Find the word "button" in the data below and copy each line that holds it.

Given data START

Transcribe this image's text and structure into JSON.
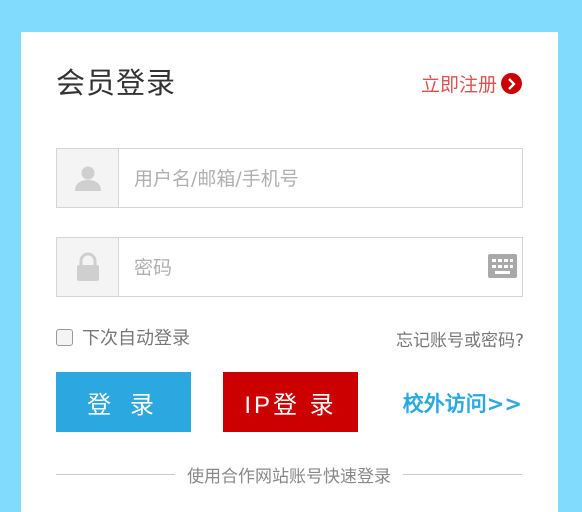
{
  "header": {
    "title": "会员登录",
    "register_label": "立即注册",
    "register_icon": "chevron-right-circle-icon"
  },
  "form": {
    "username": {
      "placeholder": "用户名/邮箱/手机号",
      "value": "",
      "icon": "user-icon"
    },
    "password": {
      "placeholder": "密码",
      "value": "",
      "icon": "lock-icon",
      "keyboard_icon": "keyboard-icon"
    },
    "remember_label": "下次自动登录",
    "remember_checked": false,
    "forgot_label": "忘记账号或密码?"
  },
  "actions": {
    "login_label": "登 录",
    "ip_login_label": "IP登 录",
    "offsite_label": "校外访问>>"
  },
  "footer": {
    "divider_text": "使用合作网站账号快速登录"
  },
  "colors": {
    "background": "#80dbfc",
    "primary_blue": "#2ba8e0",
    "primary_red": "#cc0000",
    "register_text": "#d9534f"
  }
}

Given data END
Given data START

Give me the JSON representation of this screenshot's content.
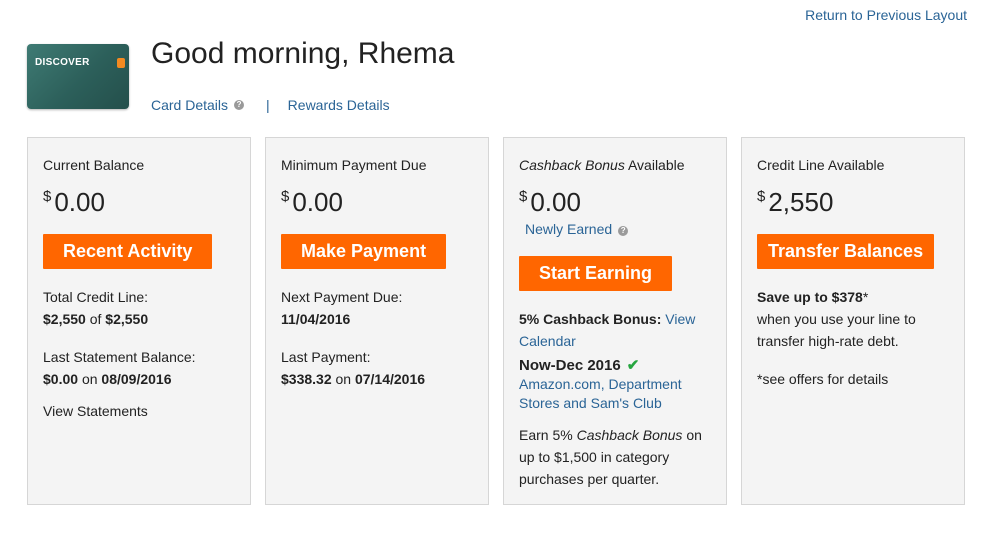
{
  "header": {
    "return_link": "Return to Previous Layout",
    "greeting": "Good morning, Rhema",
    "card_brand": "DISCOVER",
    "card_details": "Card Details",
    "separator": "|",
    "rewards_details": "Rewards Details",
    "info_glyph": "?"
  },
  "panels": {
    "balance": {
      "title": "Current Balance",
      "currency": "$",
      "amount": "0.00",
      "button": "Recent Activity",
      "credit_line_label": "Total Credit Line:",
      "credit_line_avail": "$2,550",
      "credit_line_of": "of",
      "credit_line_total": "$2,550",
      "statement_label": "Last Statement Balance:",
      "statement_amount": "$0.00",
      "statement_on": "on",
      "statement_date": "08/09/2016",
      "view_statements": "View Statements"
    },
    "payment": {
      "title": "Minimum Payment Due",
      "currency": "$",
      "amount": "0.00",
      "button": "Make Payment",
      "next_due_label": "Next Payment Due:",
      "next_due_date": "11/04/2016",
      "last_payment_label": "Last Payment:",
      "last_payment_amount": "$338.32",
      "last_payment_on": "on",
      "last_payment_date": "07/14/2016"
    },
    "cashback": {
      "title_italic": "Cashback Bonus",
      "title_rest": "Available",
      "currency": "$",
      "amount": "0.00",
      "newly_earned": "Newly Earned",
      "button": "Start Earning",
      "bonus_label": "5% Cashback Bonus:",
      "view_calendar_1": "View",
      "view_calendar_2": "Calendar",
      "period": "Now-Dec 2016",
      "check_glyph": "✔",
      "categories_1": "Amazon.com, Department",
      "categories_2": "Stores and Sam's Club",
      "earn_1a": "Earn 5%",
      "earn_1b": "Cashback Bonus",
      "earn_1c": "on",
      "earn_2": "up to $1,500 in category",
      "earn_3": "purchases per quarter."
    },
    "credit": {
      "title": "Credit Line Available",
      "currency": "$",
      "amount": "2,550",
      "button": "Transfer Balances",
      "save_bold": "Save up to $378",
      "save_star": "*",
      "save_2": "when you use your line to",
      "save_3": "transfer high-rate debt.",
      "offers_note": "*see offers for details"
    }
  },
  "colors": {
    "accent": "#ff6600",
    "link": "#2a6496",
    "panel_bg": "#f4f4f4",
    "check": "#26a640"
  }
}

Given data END

**Answer to the exercise**
      "button": "Recent Activity",
      "button": "Make Payment",
      "button": "Start Earning",
      "button": "Transfer Balances",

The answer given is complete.